— WORK INSTRUCTION —
Leave out the images and repeat every entry below exactly.

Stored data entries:
====
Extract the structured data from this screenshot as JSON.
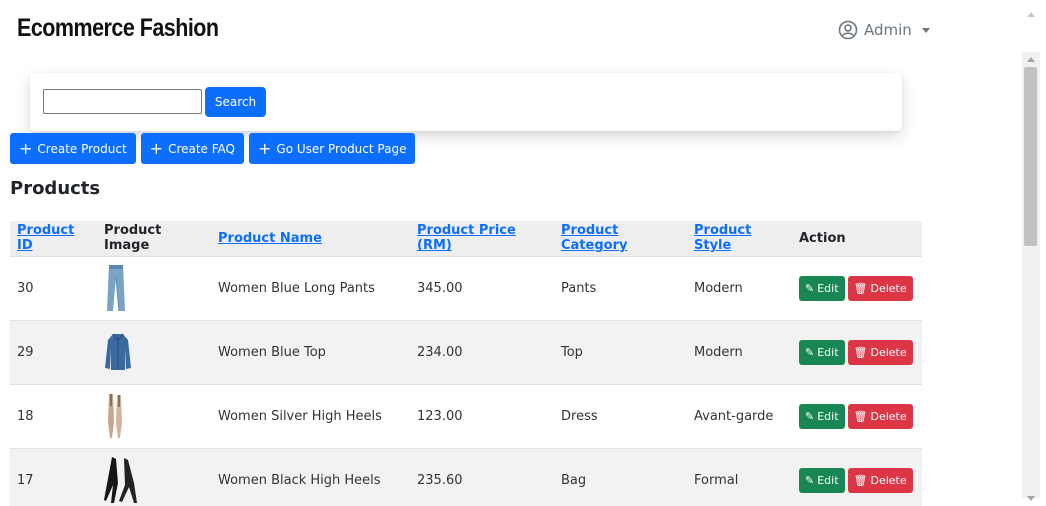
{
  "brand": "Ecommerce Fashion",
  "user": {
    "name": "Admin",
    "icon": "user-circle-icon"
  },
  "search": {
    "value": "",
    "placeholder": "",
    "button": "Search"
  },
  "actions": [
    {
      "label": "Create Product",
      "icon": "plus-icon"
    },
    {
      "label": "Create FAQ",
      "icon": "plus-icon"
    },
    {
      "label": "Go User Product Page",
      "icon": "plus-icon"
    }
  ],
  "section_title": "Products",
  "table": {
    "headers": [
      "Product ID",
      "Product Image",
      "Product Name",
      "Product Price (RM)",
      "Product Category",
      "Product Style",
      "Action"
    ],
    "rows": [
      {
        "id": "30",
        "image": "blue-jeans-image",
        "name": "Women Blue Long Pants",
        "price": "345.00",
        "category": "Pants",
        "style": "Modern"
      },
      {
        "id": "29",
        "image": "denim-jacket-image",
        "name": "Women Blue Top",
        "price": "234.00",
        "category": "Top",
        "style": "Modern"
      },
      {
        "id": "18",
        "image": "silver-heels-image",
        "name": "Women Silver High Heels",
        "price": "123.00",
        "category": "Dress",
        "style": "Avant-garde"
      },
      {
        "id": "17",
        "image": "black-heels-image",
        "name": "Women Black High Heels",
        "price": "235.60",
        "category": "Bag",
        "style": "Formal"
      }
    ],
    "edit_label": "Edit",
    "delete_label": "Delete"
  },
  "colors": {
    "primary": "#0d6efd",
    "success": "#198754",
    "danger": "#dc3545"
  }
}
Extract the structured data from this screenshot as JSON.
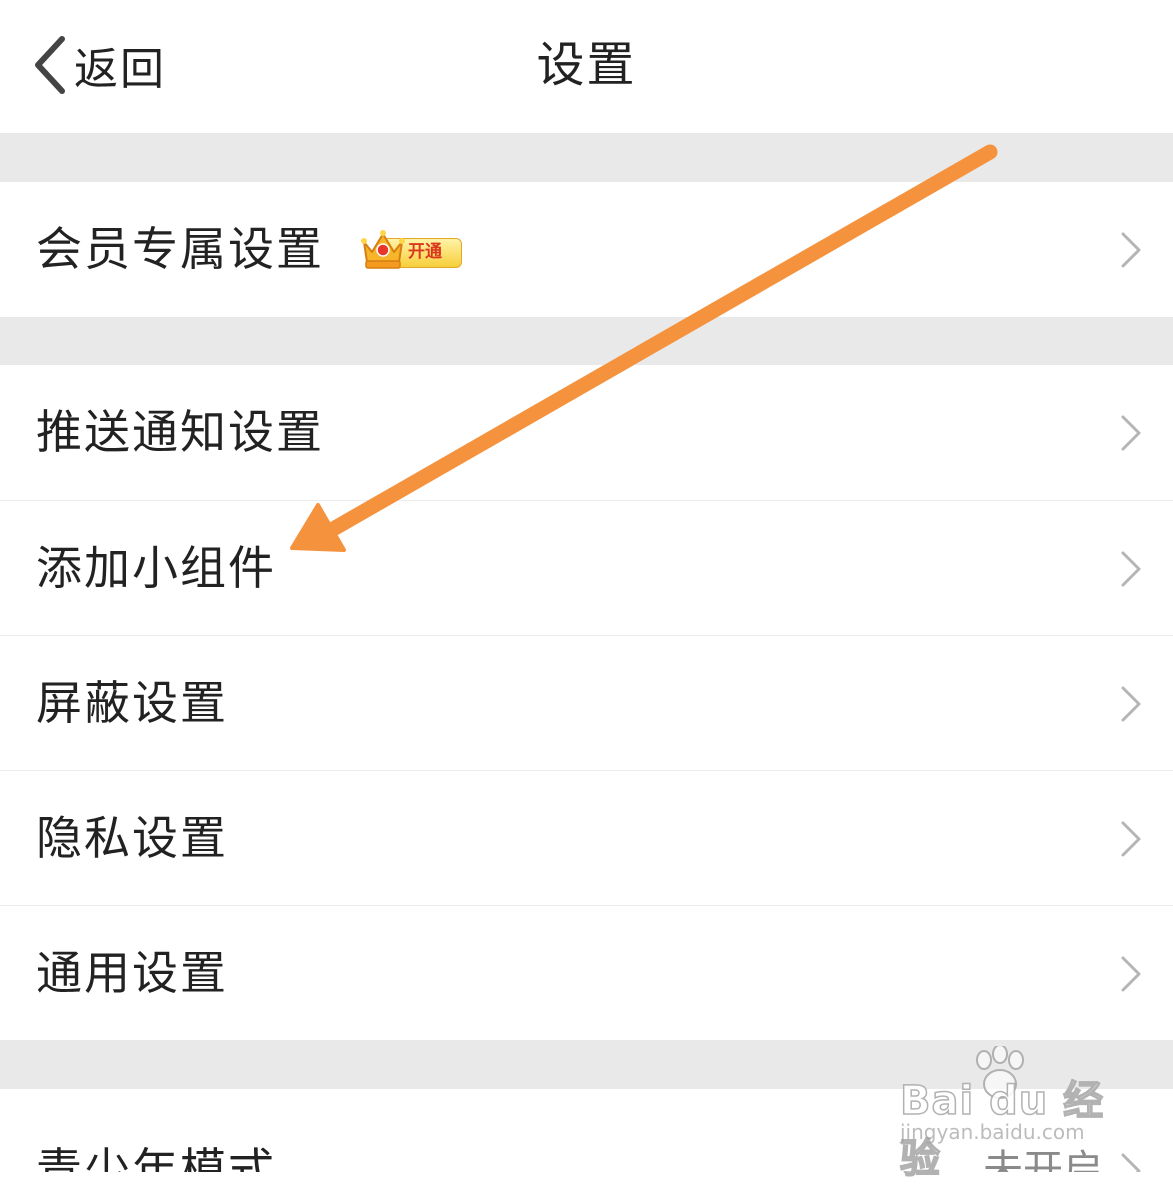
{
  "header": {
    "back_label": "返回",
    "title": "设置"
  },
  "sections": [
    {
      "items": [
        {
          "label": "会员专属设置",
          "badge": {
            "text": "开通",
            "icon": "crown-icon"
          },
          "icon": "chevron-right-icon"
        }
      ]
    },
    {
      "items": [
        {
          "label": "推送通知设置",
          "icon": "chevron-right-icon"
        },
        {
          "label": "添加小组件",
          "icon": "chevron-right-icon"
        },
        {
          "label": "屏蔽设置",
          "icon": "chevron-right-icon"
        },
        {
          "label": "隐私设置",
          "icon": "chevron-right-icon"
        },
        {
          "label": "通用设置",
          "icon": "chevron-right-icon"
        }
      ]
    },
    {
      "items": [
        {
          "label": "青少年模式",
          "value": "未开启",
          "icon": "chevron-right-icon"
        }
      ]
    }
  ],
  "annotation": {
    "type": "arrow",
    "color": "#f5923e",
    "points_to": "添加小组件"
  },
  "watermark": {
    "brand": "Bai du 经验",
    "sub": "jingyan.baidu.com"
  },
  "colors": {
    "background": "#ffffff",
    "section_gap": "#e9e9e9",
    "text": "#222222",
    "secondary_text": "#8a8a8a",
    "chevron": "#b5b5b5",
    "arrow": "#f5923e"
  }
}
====
— ANSWER TO THE PROBLEM —
Extract the structured data from this screenshot as JSON.
{
  "brand": "Ecommerce Fashion",
  "user": {
    "name": "Admin",
    "icon": "user-circle-icon"
  },
  "search": {
    "value": "",
    "placeholder": "",
    "button": "Search"
  },
  "actions": [
    {
      "label": "Create Product",
      "icon": "plus-icon"
    },
    {
      "label": "Create FAQ",
      "icon": "plus-icon"
    },
    {
      "label": "Go User Product Page",
      "icon": "plus-icon"
    }
  ],
  "section_title": "Products",
  "table": {
    "headers": [
      "Product ID",
      "Product Image",
      "Product Name",
      "Product Price (RM)",
      "Product Category",
      "Product Style",
      "Action"
    ],
    "rows": [
      {
        "id": "30",
        "image": "blue-jeans-image",
        "name": "Women Blue Long Pants",
        "price": "345.00",
        "category": "Pants",
        "style": "Modern"
      },
      {
        "id": "29",
        "image": "denim-jacket-image",
        "name": "Women Blue Top",
        "price": "234.00",
        "category": "Top",
        "style": "Modern"
      },
      {
        "id": "18",
        "image": "silver-heels-image",
        "name": "Women Silver High Heels",
        "price": "123.00",
        "category": "Dress",
        "style": "Avant-garde"
      },
      {
        "id": "17",
        "image": "black-heels-image",
        "name": "Women Black High Heels",
        "price": "235.60",
        "category": "Bag",
        "style": "Formal"
      }
    ],
    "edit_label": "Edit",
    "delete_label": "Delete"
  },
  "colors": {
    "primary": "#0d6efd",
    "success": "#198754",
    "danger": "#dc3545"
  }
}
Extract the structured data from this screenshot as JSON.
{
  "header": {
    "back_label": "返回",
    "title": "设置"
  },
  "sections": [
    {
      "items": [
        {
          "label": "会员专属设置",
          "badge": {
            "text": "开通",
            "icon": "crown-icon"
          },
          "icon": "chevron-right-icon"
        }
      ]
    },
    {
      "items": [
        {
          "label": "推送通知设置",
          "icon": "chevron-right-icon"
        },
        {
          "label": "添加小组件",
          "icon": "chevron-right-icon"
        },
        {
          "label": "屏蔽设置",
          "icon": "chevron-right-icon"
        },
        {
          "label": "隐私设置",
          "icon": "chevron-right-icon"
        },
        {
          "label": "通用设置",
          "icon": "chevron-right-icon"
        }
      ]
    },
    {
      "items": [
        {
          "label": "青少年模式",
          "value": "未开启",
          "icon": "chevron-right-icon"
        }
      ]
    }
  ],
  "annotation": {
    "type": "arrow",
    "color": "#f5923e",
    "points_to": "添加小组件"
  },
  "watermark": {
    "brand": "Bai du 经验",
    "sub": "jingyan.baidu.com"
  },
  "colors": {
    "background": "#ffffff",
    "section_gap": "#e9e9e9",
    "text": "#222222",
    "secondary_text": "#8a8a8a",
    "chevron": "#b5b5b5",
    "arrow": "#f5923e"
  }
}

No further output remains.